REVIEW by Richard Rivera
TOMORROWLAND is one of those amazingly notable movies that inspires you to see the world in different ways that can alter your own future. Directed by Brad Bird—who is also one of the co-writers, and executive producers—Bird is well-equipped from his vast experience as director on The Simpsons, The Iron Giant, and Pixar's The Incredibles to tell an exciting adventurous tale.
It begins with an ambitious, inventive 11 year-old, Frank Walker, at the 1964
New York City World’s Fair, experiencing the most exciting and fantastic of discoveries: a glimpse into the world of Tomorrow. For those of us that actually walked through the exhibits of that 1964 World's Fair as youngsters and experienced the unbounded optimism that it elicited, this film inspires in a different way. In some ways it is a cautionary tale but in other ways it still taps into those feelings of exhilaration and the potential of what is possible.
George Clooney and Hugh Laurie head the cast with a remarkable group of young actors such as Britt Robertson, Raffey Cassidy, and Thomas Robinson (as Frank Walker, at age 11), that really bring this film to life.
There are enough spectacular vistas, chases scenes, and eye-opening grin-inducing effects that tells you this summer film is geared to a young-adult crowd.
I will not spoil the surprises of the film’s intrigue and adventure but I will say this:

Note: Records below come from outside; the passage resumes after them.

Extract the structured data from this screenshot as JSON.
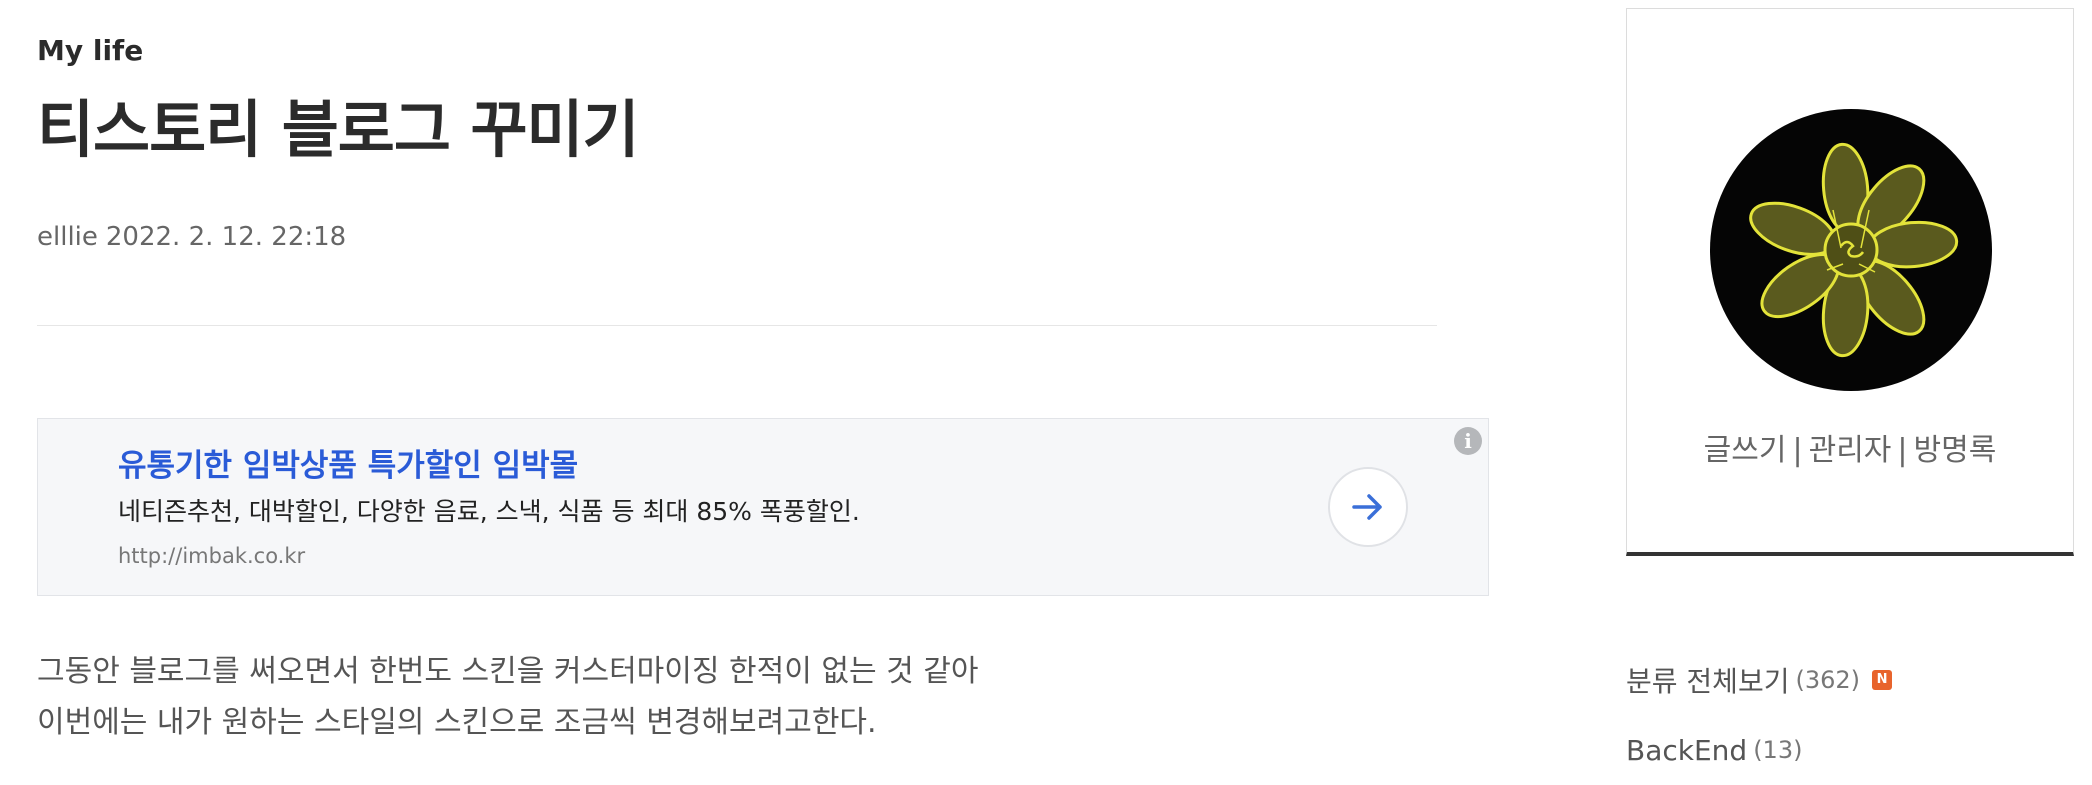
{
  "post": {
    "category": "My life",
    "title": "티스토리 블로그 꾸미기",
    "author": "elllie",
    "date": "2022. 2. 12. 22:18",
    "body_lines": [
      "그동안 블로그를 써오면서 한번도 스킨을 커스터마이징 한적이 없는 것 같아",
      "이번에는 내가 원하는 스타일의 스킨으로 조금씩 변경해보려고한다."
    ]
  },
  "ad": {
    "title": "유통기한 임박상품 특가할인 임박몰",
    "description": "네티즌추천, 대박할인, 다양한 음료, 스낵, 식품 등 최대 85% 폭풍할인.",
    "url": "http://imbak.co.kr",
    "info_icon": "info-icon",
    "arrow_icon": "arrow-right-icon",
    "accent_color": "#2a5bd7"
  },
  "sidebar": {
    "profile_links": [
      "글쓰기",
      "관리자",
      "방명록"
    ],
    "link_separator": "|",
    "categories": [
      {
        "label": "분류 전체보기",
        "count": "(362)",
        "badge": "N"
      },
      {
        "label": "BackEnd",
        "count": "(13)"
      }
    ],
    "badge_color": "#e8642c"
  }
}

the gist of the film is that globally, the human race tends to reinforce its own bad news—floods, disasters, hunger, corruption, violence—with so much cynicism and negative thinking that we forget the upside: we have the potential for great change.
There are very few films that are as exhilarating and compelling while also inspiring us to “think different.” TOMORROWLAND is a thrilling, meaningful, and well-written adventure that is well-worth taking.
June 2, 2015